Latest UK regional PMI® data from NatWest highlighted the most marked increase in private sector activity in the South East since data collection began in January 1997 during August, amid the quickest rise in new business since early-2015.
The headline NatWest South East Business Activity Index – a seasonally adjusted index that measures the month-on-month change in the combined output of the region’s manufacturing and service sectors – rose from 56.7 in July to an all-time high of 64.9 in August and signalled a rapid expansion in private sector activity.
A back-to-back increase in the level of new business at private sector firms in the South East was recorded in August. Moreover, the latest expansion in order books was the quickest for nearly five-and-a-half-years and marked overall.
The relaxation of lockdown restrictions had released pent-up client demand, according to panellists. At the sector level, the uptick was broadbased. Service providers recorded a noticeably quicker increase in new business than goods producers, however.

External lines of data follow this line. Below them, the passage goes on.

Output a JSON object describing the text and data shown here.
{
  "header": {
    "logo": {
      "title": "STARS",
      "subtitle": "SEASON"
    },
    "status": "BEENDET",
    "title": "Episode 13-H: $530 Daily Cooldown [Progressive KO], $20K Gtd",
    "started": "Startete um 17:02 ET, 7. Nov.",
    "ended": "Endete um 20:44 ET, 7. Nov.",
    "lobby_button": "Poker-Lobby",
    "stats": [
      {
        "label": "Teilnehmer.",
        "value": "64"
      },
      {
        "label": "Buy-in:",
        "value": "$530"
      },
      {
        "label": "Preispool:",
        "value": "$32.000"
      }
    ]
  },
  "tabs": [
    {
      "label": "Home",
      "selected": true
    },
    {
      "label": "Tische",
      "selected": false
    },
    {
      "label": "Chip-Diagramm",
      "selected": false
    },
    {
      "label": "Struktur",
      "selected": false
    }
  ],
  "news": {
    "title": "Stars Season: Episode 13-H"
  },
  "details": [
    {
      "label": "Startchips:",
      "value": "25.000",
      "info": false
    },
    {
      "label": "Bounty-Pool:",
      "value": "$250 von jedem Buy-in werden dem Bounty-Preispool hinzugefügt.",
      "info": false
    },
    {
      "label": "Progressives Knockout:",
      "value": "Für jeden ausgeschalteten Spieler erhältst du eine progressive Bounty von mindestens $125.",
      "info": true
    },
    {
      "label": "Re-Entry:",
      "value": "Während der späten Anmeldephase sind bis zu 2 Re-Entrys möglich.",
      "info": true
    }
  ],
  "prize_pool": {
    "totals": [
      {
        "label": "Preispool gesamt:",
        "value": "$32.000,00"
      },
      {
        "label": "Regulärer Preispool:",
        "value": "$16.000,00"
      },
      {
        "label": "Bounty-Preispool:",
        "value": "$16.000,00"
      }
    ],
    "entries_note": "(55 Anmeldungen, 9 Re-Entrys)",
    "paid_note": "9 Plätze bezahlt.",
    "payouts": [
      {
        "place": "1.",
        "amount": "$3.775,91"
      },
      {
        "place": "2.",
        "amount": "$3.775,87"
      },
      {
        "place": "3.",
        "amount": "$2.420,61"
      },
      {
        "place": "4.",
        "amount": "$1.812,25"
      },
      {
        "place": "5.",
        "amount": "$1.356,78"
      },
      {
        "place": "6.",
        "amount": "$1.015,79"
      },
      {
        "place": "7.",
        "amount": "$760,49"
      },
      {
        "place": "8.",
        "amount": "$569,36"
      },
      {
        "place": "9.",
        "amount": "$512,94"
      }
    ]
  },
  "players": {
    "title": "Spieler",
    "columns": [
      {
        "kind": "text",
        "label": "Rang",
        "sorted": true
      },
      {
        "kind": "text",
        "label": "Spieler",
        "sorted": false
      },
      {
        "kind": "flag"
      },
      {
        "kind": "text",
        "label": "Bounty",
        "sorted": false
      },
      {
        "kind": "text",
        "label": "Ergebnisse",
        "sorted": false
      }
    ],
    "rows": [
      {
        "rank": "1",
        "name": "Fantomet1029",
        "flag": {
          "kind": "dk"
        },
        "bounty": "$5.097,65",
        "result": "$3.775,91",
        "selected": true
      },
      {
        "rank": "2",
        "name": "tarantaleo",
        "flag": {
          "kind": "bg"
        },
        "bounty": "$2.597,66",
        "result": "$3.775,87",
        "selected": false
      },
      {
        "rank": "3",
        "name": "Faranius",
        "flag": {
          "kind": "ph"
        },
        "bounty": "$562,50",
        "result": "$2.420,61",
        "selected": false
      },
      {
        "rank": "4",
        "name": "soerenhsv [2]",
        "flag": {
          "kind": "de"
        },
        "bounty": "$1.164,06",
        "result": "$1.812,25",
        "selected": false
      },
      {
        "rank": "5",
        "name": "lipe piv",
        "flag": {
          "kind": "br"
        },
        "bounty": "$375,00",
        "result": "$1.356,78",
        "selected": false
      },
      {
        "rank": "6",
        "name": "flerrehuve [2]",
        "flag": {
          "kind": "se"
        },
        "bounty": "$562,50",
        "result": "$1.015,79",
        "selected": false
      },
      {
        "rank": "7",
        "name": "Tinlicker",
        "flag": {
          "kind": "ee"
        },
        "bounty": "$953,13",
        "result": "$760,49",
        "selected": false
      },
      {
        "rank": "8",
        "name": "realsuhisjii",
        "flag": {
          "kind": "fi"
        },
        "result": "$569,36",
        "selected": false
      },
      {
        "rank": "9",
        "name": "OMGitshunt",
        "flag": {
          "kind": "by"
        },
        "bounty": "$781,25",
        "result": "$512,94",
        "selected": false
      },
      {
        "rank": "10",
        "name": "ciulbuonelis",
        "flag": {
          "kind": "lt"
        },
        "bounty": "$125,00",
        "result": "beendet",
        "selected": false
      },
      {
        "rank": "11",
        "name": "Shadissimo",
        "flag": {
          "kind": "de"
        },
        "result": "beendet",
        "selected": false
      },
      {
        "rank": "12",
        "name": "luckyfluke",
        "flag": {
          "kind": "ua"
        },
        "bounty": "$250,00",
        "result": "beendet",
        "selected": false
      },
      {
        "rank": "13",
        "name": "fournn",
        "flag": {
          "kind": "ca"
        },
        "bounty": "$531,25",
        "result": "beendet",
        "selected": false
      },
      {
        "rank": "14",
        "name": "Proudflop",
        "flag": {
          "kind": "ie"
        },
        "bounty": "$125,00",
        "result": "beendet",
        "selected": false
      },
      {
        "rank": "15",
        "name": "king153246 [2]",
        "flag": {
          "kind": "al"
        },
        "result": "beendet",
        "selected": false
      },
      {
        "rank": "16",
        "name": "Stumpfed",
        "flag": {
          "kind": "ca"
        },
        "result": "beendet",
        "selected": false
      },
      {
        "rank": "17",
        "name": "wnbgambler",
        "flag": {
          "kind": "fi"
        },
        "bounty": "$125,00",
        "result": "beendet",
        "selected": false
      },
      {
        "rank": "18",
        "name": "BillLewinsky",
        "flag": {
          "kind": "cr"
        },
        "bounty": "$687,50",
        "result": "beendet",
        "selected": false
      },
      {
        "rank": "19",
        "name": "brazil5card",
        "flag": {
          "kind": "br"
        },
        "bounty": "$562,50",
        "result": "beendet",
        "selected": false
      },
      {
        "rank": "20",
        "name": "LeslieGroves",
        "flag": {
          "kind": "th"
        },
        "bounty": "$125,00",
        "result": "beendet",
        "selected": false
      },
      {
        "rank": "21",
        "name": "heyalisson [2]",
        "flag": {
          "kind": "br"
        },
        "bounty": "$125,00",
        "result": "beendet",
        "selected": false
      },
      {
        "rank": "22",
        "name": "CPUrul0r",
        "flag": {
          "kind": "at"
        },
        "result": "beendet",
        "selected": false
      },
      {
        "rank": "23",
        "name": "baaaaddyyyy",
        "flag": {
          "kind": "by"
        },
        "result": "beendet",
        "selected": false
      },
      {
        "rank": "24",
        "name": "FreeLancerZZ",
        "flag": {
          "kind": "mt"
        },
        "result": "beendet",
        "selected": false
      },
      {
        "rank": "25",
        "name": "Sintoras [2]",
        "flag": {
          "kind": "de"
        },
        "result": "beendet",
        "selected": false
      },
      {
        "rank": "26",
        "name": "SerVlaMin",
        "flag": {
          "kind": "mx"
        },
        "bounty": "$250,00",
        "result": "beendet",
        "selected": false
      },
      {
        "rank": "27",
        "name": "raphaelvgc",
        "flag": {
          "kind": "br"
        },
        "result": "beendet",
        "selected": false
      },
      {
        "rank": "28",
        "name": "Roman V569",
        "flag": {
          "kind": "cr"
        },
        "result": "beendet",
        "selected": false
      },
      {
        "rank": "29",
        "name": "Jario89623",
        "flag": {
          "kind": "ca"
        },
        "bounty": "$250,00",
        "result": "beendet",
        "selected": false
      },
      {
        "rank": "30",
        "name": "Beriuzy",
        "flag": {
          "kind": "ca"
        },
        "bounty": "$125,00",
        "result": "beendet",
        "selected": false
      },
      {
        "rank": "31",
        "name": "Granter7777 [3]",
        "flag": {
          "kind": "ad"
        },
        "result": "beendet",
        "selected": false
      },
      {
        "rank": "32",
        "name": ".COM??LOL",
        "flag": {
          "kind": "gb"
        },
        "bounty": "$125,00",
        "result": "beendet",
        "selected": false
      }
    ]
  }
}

The 12-month outlook for activity among the South East’s private sector firms remained positive during August, with anecdotal evidence linking confidence to looser lockdown restrictions, improved demand conditions and hopes of a swift recovery from the economic impacts of the COVID-19 pandemic. The level of positive sentiment moderated slightly from July, but remained strong in the context of the series history.
As has been the case in 12 of the past 13 months, private sector companies in the South East signalled a reduction in staffing levels during August. Moreover, the rate of job shedding was the quickest for three months and marked. Anecdotal evidence highlighted further reports of redundancies and lay-offs amid the COVID-19 pandemic, alongside the non-replacement of leavers.
Private sector employment also declined at the UK level during August, with the rate of reduction quickening from July and outpacing that seen in the South East. Adjusted for seasonal factors, the Outstanding Business Index registered below the 50.0 neutral mark in August to signal a twenty-third consecutive monthly reduction in backlogs at private sector firms in the South East.
According to respondents, the unprecedented drops in activity during April and May meant there was ample capacity to deal with incoming new work. That said, the latest reduction in backlogs was the slowest recorded since February.
❛❛ Service providers recorded
a noticeably quicker increase
in new business than goods
At the sector level, manufacturing firms registered a much sharper fall than their service sector counterparts. A third consecutive increase in input prices faced by private sector firms in the South East was recorded in August.
Greater fuel and wage costs, higher prices at suppliers and expenditure on personal protective equipment (PPE) were all linked by respondents to the latest uptick. The rate of price inflation was little changed from July and solid.
Cost burdens also rose at the UK level during August. The rate of increase softened from July and was slower than that in the South East.
August data highlighted a back-to-back increase in average charges levied by private sector firms in the South East, following four successive monthly declines. Panellists linked the latest rise with the partial pass-through of higher input costs to clients. The rate of increase softened slightly from July and was marginal.
By comparison, average selling prices rose only fractionally at the UK level during August.
Managing Director, London and South East, Corporate and Commercial
“August survey data highlighted a substantial improvement in the performance of the South East’s private sector. Business activity increased at the quickest rate in over 23 years of data collection, whilst the latest uptick in new work was the sharpest since March 2015.
"Capacity pressures remain weak following the unprecedented drops in demand at the height of the pandemic in April and May, however, and as a result, firms cut their staffing levels markedly again.
“The latest data clearly show that a recovery in the private sector is well underway but there is a huge amount of lost ground for the region;s economy to make up."